So if you’re wondering if PAX is worth it. I say this: Go to PAX. Live on the East Coast? Go to PAX East. Live outside the US? You have no excuse, I met various gamers from Europe and Canada. You will have a blast that you will always remember. Hell, after last year’s PAX I was still remembering it almost every day until this year’s PAX, and I expect it will be the same until next year.
Lastly, I will say this: Make sure you know your video game characters when you ask to take photos of them. I accidentally called a Crimson Viper cosplayer “Bayonetta.” Whoops.
(Hooray for me twisting around an old game slogan from 1989.)
So as I write this, it’s 6AM in Seattle, Washington. I’m sitting a hotel listening to random music as I write this. PAX starts in a few hours. And yes, I intend to document this event in crazy detail by taking lots of pictures and meeting various dudes from around the internet.
I got into Seattle yesterday, and got to go to two pre-PAX events. One was a PlayStation/IGN sponsored event where they had games like God of War: Ghost of Sparta, EyePet, Split/Second for the PSP, and a few others. I got to try out Split/Second and it was the same game as the PS3/360 versions. Complete with using the Airline level as the demo stage. The others I didn’t get to try.
Since it was a co-sponsored event, not only were there people from the PlayStation blog (Sid Shuman, Rey Guitierrez, et al), there were also IGN staff there like Greg Miller and Anthony Gallegos. Also, whenever “Greggy” (that is his nickname and I am not kidding) talked, everybody shouted “BEYOND!” He even had a Beyond shirt. It took me a while to realize that’s a name of some dumb IGN podcast thing that he hosts. Unfortunately I’m not one to care for much of IGN’s content, so I didn’t get the jokes.
When I left Top Pot Donuts, I had an IGN
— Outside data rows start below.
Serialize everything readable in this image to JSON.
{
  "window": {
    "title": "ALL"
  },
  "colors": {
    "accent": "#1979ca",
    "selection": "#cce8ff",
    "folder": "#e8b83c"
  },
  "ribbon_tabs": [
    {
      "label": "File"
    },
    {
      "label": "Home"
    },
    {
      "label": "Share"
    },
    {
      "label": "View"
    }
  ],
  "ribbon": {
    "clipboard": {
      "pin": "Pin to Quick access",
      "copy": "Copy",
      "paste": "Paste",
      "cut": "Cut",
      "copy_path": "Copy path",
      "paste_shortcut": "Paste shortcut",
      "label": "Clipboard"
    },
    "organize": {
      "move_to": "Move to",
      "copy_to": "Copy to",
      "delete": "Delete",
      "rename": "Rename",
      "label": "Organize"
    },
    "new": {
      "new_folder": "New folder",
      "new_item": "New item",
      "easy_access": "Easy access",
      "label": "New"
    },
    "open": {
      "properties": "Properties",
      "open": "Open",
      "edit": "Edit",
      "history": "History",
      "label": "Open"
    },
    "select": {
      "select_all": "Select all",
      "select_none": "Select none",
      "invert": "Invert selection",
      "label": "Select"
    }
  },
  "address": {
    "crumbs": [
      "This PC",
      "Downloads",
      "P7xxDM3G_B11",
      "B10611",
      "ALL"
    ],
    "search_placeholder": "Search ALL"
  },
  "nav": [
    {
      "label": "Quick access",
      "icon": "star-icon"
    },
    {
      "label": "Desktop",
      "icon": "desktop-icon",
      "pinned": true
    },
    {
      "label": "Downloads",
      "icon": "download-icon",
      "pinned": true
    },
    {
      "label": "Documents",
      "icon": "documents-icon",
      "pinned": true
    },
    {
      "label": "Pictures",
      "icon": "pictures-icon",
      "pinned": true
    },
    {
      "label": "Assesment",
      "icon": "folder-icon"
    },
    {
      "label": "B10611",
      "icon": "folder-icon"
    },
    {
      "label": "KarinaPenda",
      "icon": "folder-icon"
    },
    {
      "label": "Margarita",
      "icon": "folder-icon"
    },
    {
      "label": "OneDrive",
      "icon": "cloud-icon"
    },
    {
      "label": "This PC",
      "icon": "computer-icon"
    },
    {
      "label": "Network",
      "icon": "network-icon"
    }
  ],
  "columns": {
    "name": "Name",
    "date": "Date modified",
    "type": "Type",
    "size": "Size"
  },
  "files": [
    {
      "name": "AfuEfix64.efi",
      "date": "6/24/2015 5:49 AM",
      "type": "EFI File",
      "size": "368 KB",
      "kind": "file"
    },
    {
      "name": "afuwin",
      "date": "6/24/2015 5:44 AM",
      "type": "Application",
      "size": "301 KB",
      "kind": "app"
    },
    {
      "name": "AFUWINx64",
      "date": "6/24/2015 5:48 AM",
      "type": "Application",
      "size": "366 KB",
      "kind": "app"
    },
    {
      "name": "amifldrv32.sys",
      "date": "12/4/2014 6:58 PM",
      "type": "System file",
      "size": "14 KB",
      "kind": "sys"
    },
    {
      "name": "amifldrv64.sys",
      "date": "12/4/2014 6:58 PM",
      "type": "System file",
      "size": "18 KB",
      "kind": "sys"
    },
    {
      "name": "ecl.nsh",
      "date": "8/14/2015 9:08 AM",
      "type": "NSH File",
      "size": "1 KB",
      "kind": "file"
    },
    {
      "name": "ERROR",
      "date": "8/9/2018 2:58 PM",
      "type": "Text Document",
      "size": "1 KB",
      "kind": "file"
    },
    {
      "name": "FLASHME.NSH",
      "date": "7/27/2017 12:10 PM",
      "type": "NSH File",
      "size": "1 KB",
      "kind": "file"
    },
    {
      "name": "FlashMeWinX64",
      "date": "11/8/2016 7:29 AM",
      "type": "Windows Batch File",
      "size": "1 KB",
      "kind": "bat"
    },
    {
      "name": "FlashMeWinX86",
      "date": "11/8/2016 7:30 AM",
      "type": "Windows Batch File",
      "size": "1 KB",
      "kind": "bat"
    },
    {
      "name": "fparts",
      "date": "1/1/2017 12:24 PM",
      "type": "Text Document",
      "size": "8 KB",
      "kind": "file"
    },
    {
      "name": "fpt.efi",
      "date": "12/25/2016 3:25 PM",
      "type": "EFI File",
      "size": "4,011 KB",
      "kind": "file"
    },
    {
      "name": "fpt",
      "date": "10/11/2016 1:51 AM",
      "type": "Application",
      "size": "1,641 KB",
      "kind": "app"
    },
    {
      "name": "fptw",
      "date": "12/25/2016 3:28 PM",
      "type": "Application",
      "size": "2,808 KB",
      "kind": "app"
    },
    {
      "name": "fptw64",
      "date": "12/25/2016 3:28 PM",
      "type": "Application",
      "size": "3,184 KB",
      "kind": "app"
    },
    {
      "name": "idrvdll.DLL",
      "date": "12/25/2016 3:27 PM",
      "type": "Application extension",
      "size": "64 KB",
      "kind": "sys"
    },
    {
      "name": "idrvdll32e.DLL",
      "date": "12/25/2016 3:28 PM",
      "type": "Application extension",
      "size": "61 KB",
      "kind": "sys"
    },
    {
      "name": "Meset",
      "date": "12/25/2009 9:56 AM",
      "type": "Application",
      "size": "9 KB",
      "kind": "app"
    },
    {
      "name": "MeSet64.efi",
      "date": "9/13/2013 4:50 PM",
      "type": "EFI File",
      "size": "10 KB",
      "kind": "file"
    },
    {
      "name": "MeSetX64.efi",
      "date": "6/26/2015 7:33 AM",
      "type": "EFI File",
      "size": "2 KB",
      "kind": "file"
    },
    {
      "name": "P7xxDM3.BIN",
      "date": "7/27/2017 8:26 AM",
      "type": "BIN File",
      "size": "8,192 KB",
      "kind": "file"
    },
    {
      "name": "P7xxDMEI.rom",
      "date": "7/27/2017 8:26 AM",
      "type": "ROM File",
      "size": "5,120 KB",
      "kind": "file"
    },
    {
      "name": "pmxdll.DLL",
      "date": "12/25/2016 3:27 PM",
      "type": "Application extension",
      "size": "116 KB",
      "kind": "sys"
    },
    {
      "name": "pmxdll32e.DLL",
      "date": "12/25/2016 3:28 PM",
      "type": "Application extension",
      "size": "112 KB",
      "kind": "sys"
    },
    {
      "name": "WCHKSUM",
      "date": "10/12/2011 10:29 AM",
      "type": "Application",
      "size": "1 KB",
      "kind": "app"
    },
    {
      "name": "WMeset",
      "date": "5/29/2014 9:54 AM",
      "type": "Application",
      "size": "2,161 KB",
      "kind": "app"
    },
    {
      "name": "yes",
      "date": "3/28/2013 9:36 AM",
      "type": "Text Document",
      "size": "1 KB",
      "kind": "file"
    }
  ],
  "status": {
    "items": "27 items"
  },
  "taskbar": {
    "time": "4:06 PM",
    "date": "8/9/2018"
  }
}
sweatrag t-shirt, a PlayStation Move poster featuring Sony advertising mascot Kevin Butler, some IGN stickers, a God of War PSP chain — something I already have at home, and an early copy of the Ghost of Sparta demo.
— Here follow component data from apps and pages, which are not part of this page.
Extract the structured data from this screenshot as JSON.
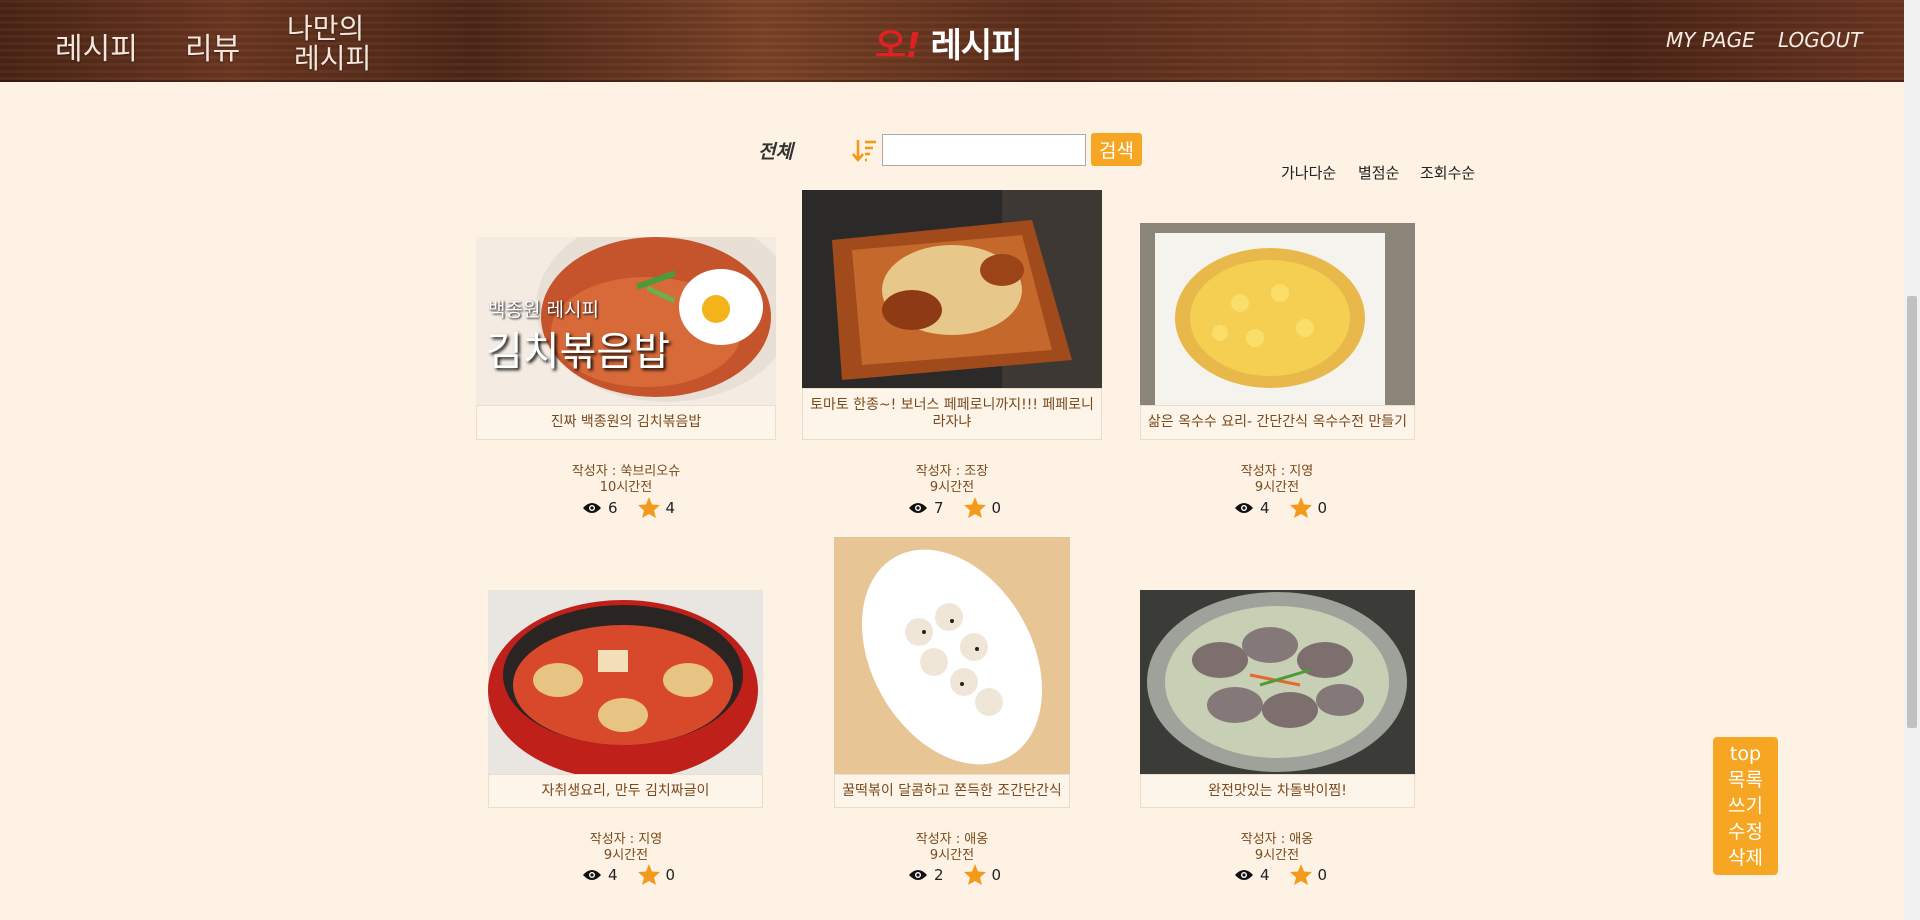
{
  "header": {
    "nav": {
      "recipe": "레시피",
      "review": "리뷰",
      "my_recipe_line1": "나만의",
      "my_recipe_line2": "레시피"
    },
    "logo": {
      "o": "오",
      "ex": "!",
      "rest": "레시피"
    },
    "right": {
      "mypage": "MY PAGE",
      "logout": "LOGOUT"
    }
  },
  "search": {
    "filter_label": "전체",
    "sort_icon": "sort-desc-icon",
    "input_value": "",
    "button_label": "검색"
  },
  "sort_options": [
    "가나다순",
    "별점순",
    "조회수순"
  ],
  "colors": {
    "accent": "#f6a623",
    "background": "#fdf2e4",
    "text_brown": "#7a4a1c"
  },
  "recipes": [
    {
      "title": "진짜 백종원의 김치볶음밥",
      "image_caption_line1": "백종원 레시피",
      "image_caption_line2": "김치볶음밥",
      "author": "작성자 : 쑥브리오슈",
      "time": "10시간전",
      "views": "6",
      "stars": "4"
    },
    {
      "title": "토마토 한종~! 보너스 페페로니까지!!! 페페로니라자냐",
      "author": "작성자 : 조장",
      "time": "9시간전",
      "views": "7",
      "stars": "0"
    },
    {
      "title": "삶은 옥수수 요리- 간단간식 옥수수전 만들기",
      "author": "작성자 : 지영",
      "time": "9시간전",
      "views": "4",
      "stars": "0"
    },
    {
      "title": "자취생요리, 만두 김치짜글이",
      "author": "작성자 : 지영",
      "time": "9시간전",
      "views": "4",
      "stars": "0"
    },
    {
      "title": "꿀떡볶이 달콤하고 쫀득한 조간단간식",
      "author": "작성자 : 애옹",
      "time": "9시간전",
      "views": "2",
      "stars": "0"
    },
    {
      "title": "완전맛있는 차돌박이찜!",
      "author": "작성자 : 애옹",
      "time": "9시간전",
      "views": "4",
      "stars": "0"
    }
  ],
  "side_panel": [
    "top",
    "목록",
    "쓰기",
    "수정",
    "삭제"
  ]
}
Afterwards, I stumbled around downtown Seattle at 9PM and found Jillian’s, where Harmonix was having a pre-PAX Rock Band 3 event. Rock Band (and its competitor Guitar Hero) have been frequently played titles in my house, so I was pumped to see it. They had the keyboard and cymbals needed for pro drums, but no pro guitar action, which is a bit unsettling. I got to play one song: Roxette’s The Look, and most of the videos played were of the 83 songs already in Rock Band 3, although they did dabble into the DLC, playing Lady Gaga’s Bad Romance at one point, and wrapping up the set with Don’t Stop Believin’ by Journey. All in all, good fun.
Also, gonna put this out: John Drake kinda acts like a dick. I bet he’s nice but he’s got an air of smugness in his attitude. Maybe it’ll be different when I see him more in person at PAX. I even got video of the RB3 event:
(I also got video of people playing Whitesnake’s Here I Go Again, of which I got a minor copyright warning. It’s still up as I post this.)
So yeah, if you’re at PAX, say hi. I’ll be trying to see and film everything and try to be all amateur games journalist and such. Watch my Youtubes, you might see more videos in the coming days.